-- SOURCE MATERIAL follows --
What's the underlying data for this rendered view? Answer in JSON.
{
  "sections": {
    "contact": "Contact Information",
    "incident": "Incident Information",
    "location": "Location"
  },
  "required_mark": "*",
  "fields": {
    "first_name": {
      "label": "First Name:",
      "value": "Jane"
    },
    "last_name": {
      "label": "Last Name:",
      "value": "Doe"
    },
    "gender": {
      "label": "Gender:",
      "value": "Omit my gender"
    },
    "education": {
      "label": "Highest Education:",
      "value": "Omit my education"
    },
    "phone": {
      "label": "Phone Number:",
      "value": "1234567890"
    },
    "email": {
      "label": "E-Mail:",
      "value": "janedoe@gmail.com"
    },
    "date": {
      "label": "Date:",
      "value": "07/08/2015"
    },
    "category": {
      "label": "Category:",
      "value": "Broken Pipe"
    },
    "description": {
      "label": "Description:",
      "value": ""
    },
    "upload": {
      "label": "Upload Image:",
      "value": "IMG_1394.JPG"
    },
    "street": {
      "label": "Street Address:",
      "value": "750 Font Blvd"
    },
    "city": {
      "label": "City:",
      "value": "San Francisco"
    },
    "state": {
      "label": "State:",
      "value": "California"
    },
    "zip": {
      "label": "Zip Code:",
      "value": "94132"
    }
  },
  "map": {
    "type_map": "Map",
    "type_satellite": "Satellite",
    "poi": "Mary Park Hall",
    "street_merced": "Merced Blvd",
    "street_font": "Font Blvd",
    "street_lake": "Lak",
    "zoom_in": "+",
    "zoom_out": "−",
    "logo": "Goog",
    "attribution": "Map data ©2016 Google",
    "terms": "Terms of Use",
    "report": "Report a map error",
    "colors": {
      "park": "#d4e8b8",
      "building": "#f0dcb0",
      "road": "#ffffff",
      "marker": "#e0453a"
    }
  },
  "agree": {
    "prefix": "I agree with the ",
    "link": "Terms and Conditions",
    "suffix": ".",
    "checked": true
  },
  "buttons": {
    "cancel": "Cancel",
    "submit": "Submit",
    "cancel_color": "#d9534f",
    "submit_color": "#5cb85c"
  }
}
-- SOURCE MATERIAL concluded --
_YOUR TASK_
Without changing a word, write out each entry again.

_SOLUTION FOR THIS EXERCISE_
What's the underlying data for this rendered view? Answer in JSON.
{
  "sections": {
    "contact": "Contact Information",
    "incident": "Incident Information",
    "location": "Location"
  },
  "required_mark": "*",
  "fields": {
    "first_name": {
      "label": "First Name:",
      "value": "Jane"
    },
    "last_name": {
      "label": "Last Name:",
      "value": "Doe"
    },
    "gender": {
      "label": "Gender:",
      "value": "Omit my gender"
    },
    "education": {
      "label": "Highest Education:",
      "value": "Omit my education"
    },
    "phone": {
      "label": "Phone Number:",
      "value": "1234567890"
    },
    "email": {
      "label": "E-Mail:",
      "value": "janedoe@gmail.com"
    },
    "date": {
      "label": "Date:",
      "value": "07/08/2015"
    },
    "category": {
      "label": "Category:",
      "value": "Broken Pipe"
    },
    "description": {
      "label": "Description:",
      "value": ""
    },
    "upload": {
      "label": "Upload Image:",
      "value": "IMG_1394.JPG"
    },
    "street": {
      "label": "Street Address:",
      "value": "750 Font Blvd"
    },
    "city": {
      "label": "City:",
      "value": "San Francisco"
    },
    "state": {
      "label": "State:",
      "value": "California"
    },
    "zip": {
      "label": "Zip Code:",
      "value": "94132"
    }
  },
  "map": {
    "type_map": "Map",
    "type_satellite": "Satellite",
    "poi": "Mary Park Hall",
    "street_merced": "Merced Blvd",
    "street_font": "Font Blvd",
    "street_lake": "Lak",
    "zoom_in": "+",
    "zoom_out": "−",
    "logo": "Goog",
    "attribution": "Map data ©2016 Google",
    "terms": "Terms of Use",
    "report": "Report a map error",
    "colors": {
      "park": "#d4e8b8",
      "building": "#f0dcb0",
      "road": "#ffffff",
      "marker": "#e0453a"
    }
  },
  "agree": {
    "prefix": "I agree with the ",
    "link": "Terms and Conditions",
    "suffix": ".",
    "checked": true
  },
  "buttons": {
    "cancel": "Cancel",
    "submit": "Submit",
    "cancel_color": "#d9534f",
    "submit_color": "#5cb85c"
  }
}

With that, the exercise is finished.